The other thing keeping Scandal together is the writing. Shonda Rhimes writes lovely, natural dialogue for her characters, as well as juicy, chewy monologues. This is hardly a new gift, even at the show’s worst, the characters on Grey’s Anatomy have always had distinctive voices, but Scandal has largely stepped back from the cutesy “McDreamy” and “va-jay-jay” quirks that show employs (though there is a running thing about “gladiators in suits” that I could do without).
And Rhimes backs her language up with actors that deliver it beautifully. Washington is phenomenal, yes, but so is Jeff Perry as the scheming, kind of evil and deceptively bumbling Chief of Staff, Cyrus Beene. Bellamy Young has turned the equally scheming and kind of evil First Lady, Mellie Grant, into a fascinating and even occasionally sympathetic character. Recurring characters like Debra Mooney’s Verna Thornton, Scott Foley’s Jake Ballard, Dan Bucatinsky’s James Novak and Gregg Henry’s Hollis Doyle help to round out the world of the show, and feel as solidly built as the series regulars–more solidly built in some cases
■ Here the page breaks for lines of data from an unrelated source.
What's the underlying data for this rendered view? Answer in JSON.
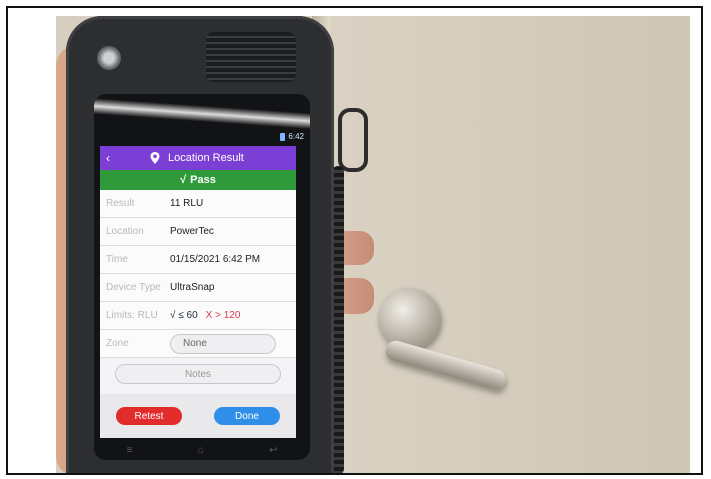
{
  "status_bar": {
    "time": "6:42"
  },
  "app": {
    "title": "Location Result",
    "back_icon": "chevron-left-icon",
    "location_icon": "map-pin-icon"
  },
  "result_banner": {
    "check": "√",
    "text": "Pass",
    "color": "#2f9a3a"
  },
  "details": {
    "result": {
      "label": "Result",
      "value": "11 RLU"
    },
    "location": {
      "label": "Location",
      "value": "PowerTec"
    },
    "time": {
      "label": "Time",
      "value": "01/15/2021 6:42 PM"
    },
    "device_type": {
      "label": "Device Type",
      "value": "UltraSnap"
    },
    "limits": {
      "label": "Limits: RLU",
      "pass_text": "√ ≤ 60",
      "fail_text": "X > 120"
    },
    "zone": {
      "label": "Zone",
      "value": "None"
    },
    "notes": {
      "placeholder": "Notes"
    }
  },
  "actions": {
    "retest_label": "Retest",
    "done_label": "Done"
  },
  "android_nav": {
    "menu": "≡",
    "home": "⌂",
    "back": "↩"
  },
  "colors": {
    "titlebar": "#7b3fd6",
    "retest": "#e22b2b",
    "done": "#2f8ee8",
    "fail_limit": "#d33c4b"
  }
}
The show is not flawless. Most of the romantic relationships are dull and repetitive, and the one that gets the most screen time, the illicit, on-and-off-and-on-and-off-and-on-and-I’ve-lost-count affair between Olivia and the President (Tony Goldwyn), is probably my least favorite of the bunch. I’d happily watch a sitcom about Cyrus and his husband James, though, whose squabbley, loving and deeply messed up marriage was often the high point in the rougher early episodes.
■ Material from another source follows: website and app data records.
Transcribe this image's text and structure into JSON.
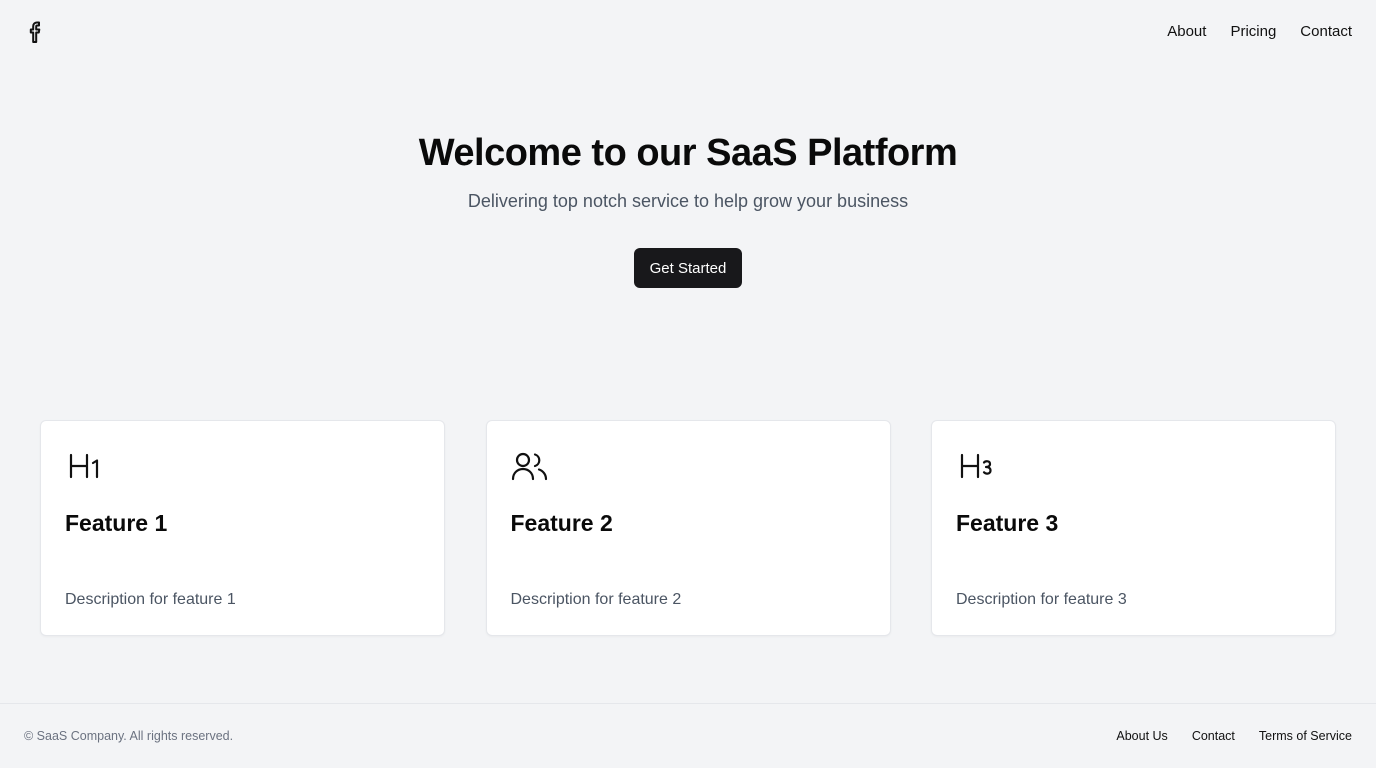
{
  "header": {
    "logo_icon": "facebook-icon",
    "nav": [
      {
        "label": "About"
      },
      {
        "label": "Pricing"
      },
      {
        "label": "Contact"
      }
    ]
  },
  "hero": {
    "title": "Welcome to our SaaS Platform",
    "subtitle": "Delivering top notch service to help grow your business",
    "cta_label": "Get Started",
    "cta_color": "#18181b"
  },
  "features": [
    {
      "icon": "heading-1-icon",
      "title": "Feature 1",
      "description": "Description for feature 1"
    },
    {
      "icon": "users-icon",
      "title": "Feature 2",
      "description": "Description for feature 2"
    },
    {
      "icon": "heading-3-icon",
      "title": "Feature 3",
      "description": "Description for feature 3"
    }
  ],
  "footer": {
    "copyright": "© SaaS Company. All rights reserved.",
    "links": [
      {
        "label": "About Us"
      },
      {
        "label": "Contact"
      },
      {
        "label": "Terms of Service"
      }
    ]
  },
  "colors": {
    "background": "#f3f4f6",
    "card": "#ffffff",
    "text": "#0a0a0a",
    "muted": "#4b5563"
  }
}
And while the characters populating Rhimes’ White House feel like real people, the characters filling Olivia’s office are less substantial. Darby Stanchfield’s Abby Whelan falls flat unless she’s sharing the screen with Joshua Malina’s David Rosen–perhaps the only morally sound character on the show–and even though I only finished catching up a few days ago, I’d be hard-pressed to tell you what Columbus Short’s Harrison Wright got up to this season, aside from standing around looking good in a suit. Huck (Guillermo Díaz) is perhaps Olivia’s best-developed employee, and he’s also the character with the most to hide. And while Katie Lowes’ Quinn Perkins was the character that first brought us into Olivia’s inner circle, she didn’t develop much of a personality until the back half of the second season. I’d like to see more from the staff of Olivia Pope and Associates and I hope that’s something that awaits us in season three.
Less than a month away from the season premiere, I’ve mostly got my fingers crossed that Scandal can maintain its pace. It’s not an easy thing to churn through that much story skillfully and many a show has stumbled at about this point. But the second season ended with a few juicy plotlines dangling off the metaphorical cliff, as well as the promise of more Scott Foley.
And I never object to Scott Foley.